The OCC has issued a proposed rule implementing several provisions of the Dodd-Frank Wall Street Reform and Consumer Protection Act (“Dodd-Frank Act”), including changes to preemption standards for national banks and federal savings associations, and changes to the OCC’s visitorial authority. The proposed rule announced on May 25 would eliminate preemption for national bank operating subsidiaries consistent with Dodd-Frank Act requirements and remove language from OCC rules that provides that state laws that “obstruct, impair or condition” a national bank’s powers are preempted. The proposal would also revise the OCC’s visitorial powers rule to conform to the holding of a recent Supreme Court decision, and would apply national bank preemption standards to federal savings associations and their subsidiaries. The proposed rule would also make a number of other changes needed to facilitate the regulatory transition of the examination, supervision and regulation of federal savings associations from the OTS to the OCC. Comments on the proposed rule are due by June 27, 2011.
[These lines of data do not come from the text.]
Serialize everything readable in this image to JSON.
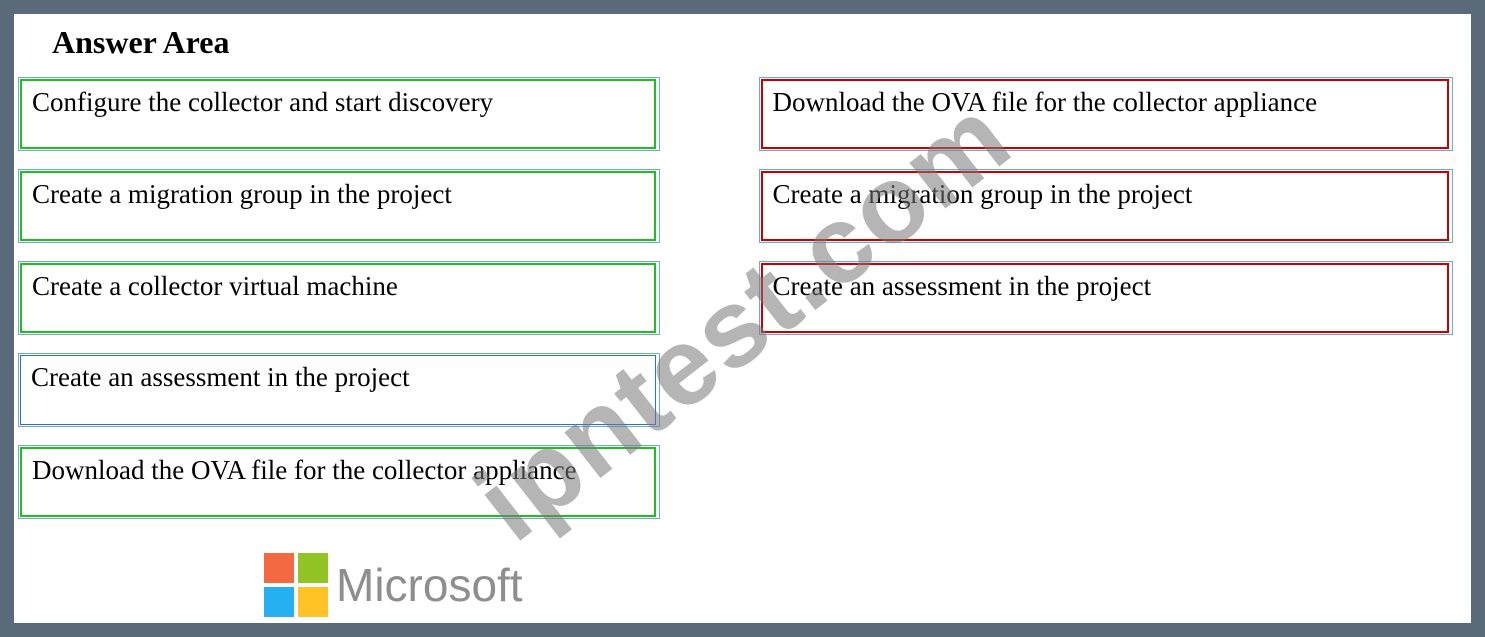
{
  "title": "Answer Area",
  "watermark_text": "ipntest.com",
  "logo_text": "Microsoft",
  "left_column": [
    {
      "text": "Configure the collector and start discovery",
      "style": "green"
    },
    {
      "text": "Create a migration group in the project",
      "style": "green"
    },
    {
      "text": "Create a collector virtual machine",
      "style": "green"
    },
    {
      "text": "Create an assessment in the project",
      "style": "blue"
    },
    {
      "text": "Download the OVA file for the collector appliance",
      "style": "green"
    }
  ],
  "right_column": [
    {
      "text": "Download the OVA file for the collector appliance",
      "style": "red"
    },
    {
      "text": "Create a migration group in the project",
      "style": "red"
    },
    {
      "text": "Create an assessment in the project",
      "style": "red"
    }
  ]
}
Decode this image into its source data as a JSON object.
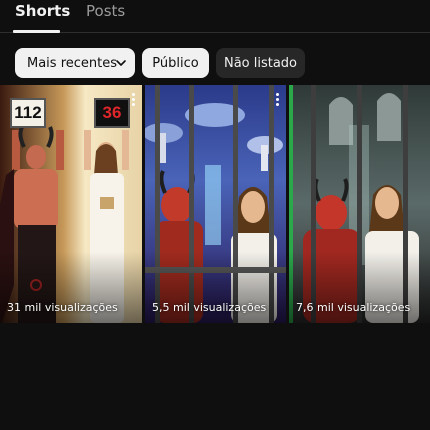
{
  "tabs": [
    {
      "label": "Shorts",
      "active": true
    },
    {
      "label": "Posts",
      "active": false
    }
  ],
  "filters": {
    "sort_label": "Mais recentes",
    "chips": [
      "Público",
      "Não listado"
    ]
  },
  "shorts": [
    {
      "views": "31 mil visualizações",
      "sign_left": "112",
      "sign_right": "36"
    },
    {
      "views": "5,5 mil visualizações"
    },
    {
      "views": "7,6 mil visualizações"
    }
  ],
  "colors": {
    "background": "#0f0f0f",
    "chip_light": "#f1f1f1",
    "chip_dark": "#272727",
    "sign_red": "#e0262a"
  },
  "icons": {
    "sort_chevron": "chevron-down-icon",
    "card_menu": "more-vert-icon"
  }
}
Nutter Notes: Separately, the OCC issued a legal interpretation on May 12 that addresses how the OCC would interpret particular aspects of the preemption provisions of the Dodd-Frank Act and which existing judicial decisions, interpretations and OCC rules are preserved by the Dodd-Frank Act. The interpretation (OCC Interpretive Letter No. 1132) responds to questions about the Dodd-Frank Act preemption provisions posed by Senators Thomas R. Carper and Mark Warner, who authored the preemption provisions that were included in the Senate version of the bill that became the Dodd-Frank Act. The Senators specifically asked the OCC to provide more information about how it would interpret the provision of the new law that incorporates the standard for preemption articulated in the Supreme Court’s decision in Barnett Bank of Marion County, N.A. v. Nelson. According to the OCC interpretation, the OCC takes the view that the provision is a directive to apply the “conflict preemption” standard articulated in the Barnett decision as the starting point in a preemption analysis. The interpretive letter said that the OCC’s analysis would not stop there and must consider “the whole of the conflict preemption analysis in the Supreme Court’s decision.”